(App and web page records)
>>>>

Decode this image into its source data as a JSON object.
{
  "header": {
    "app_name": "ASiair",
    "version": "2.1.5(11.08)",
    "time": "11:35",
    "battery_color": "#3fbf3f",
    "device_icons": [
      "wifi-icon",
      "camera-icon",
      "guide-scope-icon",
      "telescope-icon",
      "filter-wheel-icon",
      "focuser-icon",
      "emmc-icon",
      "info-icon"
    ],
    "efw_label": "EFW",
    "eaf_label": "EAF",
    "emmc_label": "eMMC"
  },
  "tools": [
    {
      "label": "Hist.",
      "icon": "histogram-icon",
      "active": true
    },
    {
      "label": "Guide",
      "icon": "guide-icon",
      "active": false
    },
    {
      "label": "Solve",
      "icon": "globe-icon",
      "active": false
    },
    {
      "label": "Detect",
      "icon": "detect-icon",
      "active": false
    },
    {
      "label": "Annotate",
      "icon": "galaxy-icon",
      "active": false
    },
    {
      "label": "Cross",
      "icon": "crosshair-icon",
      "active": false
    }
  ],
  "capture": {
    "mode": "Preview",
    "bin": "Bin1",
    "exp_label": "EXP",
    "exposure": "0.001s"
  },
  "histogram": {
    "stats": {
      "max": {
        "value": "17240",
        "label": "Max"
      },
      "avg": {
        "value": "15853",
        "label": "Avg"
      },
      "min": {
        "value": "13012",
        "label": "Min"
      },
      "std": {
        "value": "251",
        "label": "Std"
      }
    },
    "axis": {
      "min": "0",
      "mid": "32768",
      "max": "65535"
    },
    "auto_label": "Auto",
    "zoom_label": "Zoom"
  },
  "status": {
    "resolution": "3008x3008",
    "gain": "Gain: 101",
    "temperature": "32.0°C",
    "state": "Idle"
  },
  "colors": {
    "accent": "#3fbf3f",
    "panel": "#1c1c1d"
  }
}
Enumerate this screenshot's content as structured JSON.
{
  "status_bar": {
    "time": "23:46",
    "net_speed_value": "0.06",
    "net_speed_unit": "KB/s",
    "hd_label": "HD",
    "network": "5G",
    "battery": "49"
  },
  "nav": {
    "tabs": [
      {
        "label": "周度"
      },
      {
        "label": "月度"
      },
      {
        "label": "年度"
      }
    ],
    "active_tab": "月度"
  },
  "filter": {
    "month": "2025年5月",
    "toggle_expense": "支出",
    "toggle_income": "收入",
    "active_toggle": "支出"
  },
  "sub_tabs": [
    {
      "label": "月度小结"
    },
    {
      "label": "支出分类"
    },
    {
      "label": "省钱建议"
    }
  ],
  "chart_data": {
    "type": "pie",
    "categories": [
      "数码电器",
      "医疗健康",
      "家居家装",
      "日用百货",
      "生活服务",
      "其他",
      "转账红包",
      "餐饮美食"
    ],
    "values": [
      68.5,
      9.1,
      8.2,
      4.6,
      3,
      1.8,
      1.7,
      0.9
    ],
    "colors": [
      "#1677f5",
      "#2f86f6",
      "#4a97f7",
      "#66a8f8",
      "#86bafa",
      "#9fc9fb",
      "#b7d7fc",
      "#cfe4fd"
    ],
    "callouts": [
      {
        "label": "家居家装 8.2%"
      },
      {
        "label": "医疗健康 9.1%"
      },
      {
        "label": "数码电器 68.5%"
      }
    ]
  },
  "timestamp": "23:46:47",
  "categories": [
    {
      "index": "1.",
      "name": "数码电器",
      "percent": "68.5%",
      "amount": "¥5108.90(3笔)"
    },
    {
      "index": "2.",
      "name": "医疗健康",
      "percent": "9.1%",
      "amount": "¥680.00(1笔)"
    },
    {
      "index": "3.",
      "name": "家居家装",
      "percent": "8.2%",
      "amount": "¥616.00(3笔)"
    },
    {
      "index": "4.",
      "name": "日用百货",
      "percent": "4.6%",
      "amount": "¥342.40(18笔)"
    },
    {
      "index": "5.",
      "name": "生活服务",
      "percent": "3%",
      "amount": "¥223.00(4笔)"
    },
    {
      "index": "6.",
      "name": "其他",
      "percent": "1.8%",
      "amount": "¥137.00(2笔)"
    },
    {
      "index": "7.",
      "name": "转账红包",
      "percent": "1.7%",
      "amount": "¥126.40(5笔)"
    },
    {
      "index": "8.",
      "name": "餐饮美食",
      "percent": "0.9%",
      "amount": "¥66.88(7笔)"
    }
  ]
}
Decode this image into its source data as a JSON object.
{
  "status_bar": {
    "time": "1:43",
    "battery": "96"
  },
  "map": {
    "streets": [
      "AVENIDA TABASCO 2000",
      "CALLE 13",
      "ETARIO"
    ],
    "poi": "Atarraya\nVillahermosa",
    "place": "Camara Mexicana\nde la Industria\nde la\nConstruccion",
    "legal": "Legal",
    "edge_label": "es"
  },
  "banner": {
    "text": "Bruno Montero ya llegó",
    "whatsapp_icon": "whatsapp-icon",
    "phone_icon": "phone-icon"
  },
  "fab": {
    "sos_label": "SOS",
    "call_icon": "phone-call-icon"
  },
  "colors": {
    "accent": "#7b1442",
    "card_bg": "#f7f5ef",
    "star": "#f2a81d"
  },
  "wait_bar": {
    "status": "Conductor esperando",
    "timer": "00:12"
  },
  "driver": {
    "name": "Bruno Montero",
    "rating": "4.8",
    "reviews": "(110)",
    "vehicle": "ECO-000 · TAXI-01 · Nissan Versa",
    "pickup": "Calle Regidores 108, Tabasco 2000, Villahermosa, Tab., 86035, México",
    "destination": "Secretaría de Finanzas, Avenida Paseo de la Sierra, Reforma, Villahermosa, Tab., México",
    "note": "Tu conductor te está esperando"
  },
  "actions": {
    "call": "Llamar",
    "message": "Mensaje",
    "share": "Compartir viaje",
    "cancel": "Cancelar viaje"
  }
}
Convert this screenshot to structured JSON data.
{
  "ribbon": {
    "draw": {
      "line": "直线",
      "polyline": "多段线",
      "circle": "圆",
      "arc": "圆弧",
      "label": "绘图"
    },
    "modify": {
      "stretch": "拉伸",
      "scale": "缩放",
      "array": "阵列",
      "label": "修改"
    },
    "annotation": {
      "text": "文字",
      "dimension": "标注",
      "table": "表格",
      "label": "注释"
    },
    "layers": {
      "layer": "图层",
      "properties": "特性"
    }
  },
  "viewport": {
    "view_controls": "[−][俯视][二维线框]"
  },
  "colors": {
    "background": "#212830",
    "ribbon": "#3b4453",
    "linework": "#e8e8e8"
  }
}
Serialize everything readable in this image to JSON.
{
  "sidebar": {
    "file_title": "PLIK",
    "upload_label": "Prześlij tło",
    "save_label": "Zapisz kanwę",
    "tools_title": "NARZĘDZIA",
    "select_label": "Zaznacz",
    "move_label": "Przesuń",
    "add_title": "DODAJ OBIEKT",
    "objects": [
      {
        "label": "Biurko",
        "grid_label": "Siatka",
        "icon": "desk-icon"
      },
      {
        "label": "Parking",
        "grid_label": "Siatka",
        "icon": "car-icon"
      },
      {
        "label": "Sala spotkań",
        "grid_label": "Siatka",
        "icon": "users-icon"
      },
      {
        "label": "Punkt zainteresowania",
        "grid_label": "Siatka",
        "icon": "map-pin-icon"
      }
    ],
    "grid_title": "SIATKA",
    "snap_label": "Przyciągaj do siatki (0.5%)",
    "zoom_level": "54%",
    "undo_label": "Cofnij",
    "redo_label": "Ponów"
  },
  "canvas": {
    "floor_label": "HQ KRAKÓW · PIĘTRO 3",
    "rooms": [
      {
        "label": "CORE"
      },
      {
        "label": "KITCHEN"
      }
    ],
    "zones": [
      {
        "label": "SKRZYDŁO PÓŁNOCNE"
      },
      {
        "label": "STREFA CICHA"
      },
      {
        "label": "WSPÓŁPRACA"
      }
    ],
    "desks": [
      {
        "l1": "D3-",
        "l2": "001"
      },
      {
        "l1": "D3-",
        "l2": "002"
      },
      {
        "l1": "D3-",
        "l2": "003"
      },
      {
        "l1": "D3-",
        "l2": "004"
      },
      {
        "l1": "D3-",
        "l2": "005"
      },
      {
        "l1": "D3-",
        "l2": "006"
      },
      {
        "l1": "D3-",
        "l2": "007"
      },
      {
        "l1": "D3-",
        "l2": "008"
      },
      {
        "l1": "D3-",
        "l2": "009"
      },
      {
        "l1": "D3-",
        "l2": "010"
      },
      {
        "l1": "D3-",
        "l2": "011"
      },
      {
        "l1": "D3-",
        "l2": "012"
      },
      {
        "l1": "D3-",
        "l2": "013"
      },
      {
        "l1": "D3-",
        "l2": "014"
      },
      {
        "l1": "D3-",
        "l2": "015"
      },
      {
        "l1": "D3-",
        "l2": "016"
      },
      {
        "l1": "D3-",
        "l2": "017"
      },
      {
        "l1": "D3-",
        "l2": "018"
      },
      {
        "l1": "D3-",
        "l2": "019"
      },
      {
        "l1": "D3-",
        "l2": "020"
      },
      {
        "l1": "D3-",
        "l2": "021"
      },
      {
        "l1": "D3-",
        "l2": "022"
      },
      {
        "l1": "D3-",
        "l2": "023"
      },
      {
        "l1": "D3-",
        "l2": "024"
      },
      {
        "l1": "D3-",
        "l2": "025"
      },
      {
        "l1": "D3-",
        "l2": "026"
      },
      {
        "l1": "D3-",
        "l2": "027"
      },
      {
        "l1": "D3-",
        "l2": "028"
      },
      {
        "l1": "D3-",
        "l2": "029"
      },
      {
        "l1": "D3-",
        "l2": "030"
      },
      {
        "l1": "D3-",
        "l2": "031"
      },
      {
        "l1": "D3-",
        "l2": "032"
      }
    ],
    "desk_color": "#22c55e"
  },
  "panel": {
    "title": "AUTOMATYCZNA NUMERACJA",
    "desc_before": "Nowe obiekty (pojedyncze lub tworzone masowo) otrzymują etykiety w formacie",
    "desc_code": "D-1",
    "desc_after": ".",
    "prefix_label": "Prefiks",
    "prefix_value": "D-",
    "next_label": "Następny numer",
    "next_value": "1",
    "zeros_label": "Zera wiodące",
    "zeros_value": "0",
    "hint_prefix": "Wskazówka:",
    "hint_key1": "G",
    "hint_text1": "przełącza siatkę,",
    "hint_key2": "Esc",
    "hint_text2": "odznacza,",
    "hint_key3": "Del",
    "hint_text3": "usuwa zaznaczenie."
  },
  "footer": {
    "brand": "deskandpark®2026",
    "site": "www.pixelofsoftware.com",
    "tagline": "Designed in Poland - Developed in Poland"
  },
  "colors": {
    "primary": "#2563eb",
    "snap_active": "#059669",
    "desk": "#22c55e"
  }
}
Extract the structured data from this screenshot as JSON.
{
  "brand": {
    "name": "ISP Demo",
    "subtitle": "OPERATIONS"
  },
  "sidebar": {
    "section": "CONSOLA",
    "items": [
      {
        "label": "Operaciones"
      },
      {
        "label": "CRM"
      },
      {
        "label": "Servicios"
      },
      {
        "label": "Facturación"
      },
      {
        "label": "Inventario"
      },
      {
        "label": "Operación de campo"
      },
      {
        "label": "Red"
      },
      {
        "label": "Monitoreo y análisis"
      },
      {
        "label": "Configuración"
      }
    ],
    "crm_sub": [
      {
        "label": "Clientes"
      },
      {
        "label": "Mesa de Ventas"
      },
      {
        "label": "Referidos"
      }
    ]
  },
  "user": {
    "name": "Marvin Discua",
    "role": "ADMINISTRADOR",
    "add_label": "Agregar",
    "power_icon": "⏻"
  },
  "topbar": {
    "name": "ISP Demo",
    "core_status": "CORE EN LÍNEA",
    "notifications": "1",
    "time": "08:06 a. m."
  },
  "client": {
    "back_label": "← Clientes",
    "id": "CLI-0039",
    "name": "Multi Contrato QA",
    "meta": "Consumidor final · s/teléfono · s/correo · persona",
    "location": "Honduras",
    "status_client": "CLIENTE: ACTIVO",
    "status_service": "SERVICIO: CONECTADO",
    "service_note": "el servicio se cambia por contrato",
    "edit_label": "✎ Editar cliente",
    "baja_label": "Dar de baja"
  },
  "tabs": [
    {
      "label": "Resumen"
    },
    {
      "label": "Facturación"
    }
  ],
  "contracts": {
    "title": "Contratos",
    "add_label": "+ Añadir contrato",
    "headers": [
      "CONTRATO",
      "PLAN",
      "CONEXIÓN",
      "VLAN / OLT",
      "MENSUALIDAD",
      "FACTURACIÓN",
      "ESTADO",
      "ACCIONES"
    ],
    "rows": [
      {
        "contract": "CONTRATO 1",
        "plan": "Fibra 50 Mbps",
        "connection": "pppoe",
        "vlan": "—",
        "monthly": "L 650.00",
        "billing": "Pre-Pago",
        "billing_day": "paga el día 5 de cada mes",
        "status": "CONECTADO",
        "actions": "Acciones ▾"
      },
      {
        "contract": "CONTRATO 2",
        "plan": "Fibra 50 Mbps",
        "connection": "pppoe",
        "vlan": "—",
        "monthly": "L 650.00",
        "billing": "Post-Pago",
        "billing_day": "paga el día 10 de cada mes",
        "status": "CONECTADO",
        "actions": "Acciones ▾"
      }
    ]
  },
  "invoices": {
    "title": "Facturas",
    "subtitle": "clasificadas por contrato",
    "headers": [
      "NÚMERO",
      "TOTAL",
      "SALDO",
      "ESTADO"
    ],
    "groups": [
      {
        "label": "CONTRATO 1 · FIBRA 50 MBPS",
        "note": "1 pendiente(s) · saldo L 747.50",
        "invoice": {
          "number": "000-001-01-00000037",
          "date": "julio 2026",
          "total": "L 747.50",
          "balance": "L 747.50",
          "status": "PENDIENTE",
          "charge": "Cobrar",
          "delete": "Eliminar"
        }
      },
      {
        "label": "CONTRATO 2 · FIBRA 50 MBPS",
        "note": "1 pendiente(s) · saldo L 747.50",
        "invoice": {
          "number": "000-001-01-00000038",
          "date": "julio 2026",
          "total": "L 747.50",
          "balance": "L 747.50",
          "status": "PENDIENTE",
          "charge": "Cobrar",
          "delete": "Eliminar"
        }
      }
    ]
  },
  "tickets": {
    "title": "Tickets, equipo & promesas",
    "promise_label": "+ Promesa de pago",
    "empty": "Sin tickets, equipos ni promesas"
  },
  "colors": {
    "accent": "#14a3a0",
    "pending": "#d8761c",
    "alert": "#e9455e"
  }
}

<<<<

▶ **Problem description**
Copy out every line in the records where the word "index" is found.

▶ **Solution to this problem**
      "index": "1.",
      "index": "2.",
      "index": "3.",
      "index": "4.",
      "index": "5.",
      "index": "6.",
      "index": "7.",
      "index": "8.",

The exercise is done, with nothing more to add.